> WORK REQUIRED
Examine each line of the data, and copy the ones containing "свою".
BEGIN EXCERPTED RECORDS
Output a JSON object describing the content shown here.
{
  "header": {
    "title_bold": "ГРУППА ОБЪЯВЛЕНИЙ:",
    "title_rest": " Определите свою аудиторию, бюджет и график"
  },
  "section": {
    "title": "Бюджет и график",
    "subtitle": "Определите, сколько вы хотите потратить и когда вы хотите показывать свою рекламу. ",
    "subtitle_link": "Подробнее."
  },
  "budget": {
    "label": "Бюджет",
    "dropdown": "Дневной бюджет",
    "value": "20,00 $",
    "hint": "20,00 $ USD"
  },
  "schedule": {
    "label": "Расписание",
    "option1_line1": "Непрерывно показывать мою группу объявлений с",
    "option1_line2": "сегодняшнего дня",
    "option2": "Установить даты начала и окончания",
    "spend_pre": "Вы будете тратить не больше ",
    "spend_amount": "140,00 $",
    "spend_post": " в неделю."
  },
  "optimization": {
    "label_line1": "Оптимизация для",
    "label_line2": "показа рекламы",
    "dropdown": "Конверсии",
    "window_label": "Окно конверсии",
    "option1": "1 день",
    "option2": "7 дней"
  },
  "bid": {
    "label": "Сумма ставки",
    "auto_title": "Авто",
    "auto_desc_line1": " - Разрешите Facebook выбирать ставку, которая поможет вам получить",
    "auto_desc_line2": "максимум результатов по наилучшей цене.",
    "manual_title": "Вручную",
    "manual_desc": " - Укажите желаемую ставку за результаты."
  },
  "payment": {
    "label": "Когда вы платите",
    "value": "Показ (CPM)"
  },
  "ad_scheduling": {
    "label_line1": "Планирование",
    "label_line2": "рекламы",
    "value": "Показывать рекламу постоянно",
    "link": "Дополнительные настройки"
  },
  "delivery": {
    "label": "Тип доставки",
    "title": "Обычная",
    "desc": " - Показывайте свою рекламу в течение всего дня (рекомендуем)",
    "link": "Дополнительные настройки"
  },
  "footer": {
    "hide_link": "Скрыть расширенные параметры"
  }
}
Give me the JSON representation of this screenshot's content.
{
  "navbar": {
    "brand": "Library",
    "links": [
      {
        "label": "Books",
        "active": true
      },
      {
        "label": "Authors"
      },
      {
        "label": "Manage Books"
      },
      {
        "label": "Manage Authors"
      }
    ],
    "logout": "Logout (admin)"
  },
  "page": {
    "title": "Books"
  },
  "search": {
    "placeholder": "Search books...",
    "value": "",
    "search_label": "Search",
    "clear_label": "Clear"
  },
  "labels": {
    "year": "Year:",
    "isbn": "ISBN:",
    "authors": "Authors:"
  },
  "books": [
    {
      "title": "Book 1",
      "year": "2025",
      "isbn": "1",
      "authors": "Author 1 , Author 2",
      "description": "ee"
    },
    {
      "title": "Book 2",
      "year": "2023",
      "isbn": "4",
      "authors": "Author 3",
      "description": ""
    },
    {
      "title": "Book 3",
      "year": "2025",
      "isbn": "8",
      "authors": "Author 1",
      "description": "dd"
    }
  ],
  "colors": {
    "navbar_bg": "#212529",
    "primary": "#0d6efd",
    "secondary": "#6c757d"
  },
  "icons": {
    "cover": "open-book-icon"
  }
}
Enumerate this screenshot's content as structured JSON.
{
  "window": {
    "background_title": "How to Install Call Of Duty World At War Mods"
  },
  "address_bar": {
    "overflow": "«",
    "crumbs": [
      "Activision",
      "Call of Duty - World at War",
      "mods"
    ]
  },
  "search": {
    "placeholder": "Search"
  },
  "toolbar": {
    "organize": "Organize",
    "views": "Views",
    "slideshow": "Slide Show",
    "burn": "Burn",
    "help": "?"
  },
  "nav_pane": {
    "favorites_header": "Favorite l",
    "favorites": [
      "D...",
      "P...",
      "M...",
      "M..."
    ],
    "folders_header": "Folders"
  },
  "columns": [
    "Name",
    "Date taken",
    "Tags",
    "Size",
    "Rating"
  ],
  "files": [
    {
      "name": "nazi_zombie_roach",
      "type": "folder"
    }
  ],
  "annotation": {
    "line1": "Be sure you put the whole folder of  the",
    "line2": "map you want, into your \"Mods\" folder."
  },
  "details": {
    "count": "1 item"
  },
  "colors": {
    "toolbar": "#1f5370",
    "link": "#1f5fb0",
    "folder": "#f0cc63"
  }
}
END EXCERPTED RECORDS
> WORKED SOLUTION
    "title_rest": " Определите свою аудиторию, бюджет и график"
    "subtitle": "Определите, сколько вы хотите потратить и когда вы хотите показывать свою рекламу. ",
    "desc": " - Показывайте свою рекламу в течение всего дня (рекомендуем)",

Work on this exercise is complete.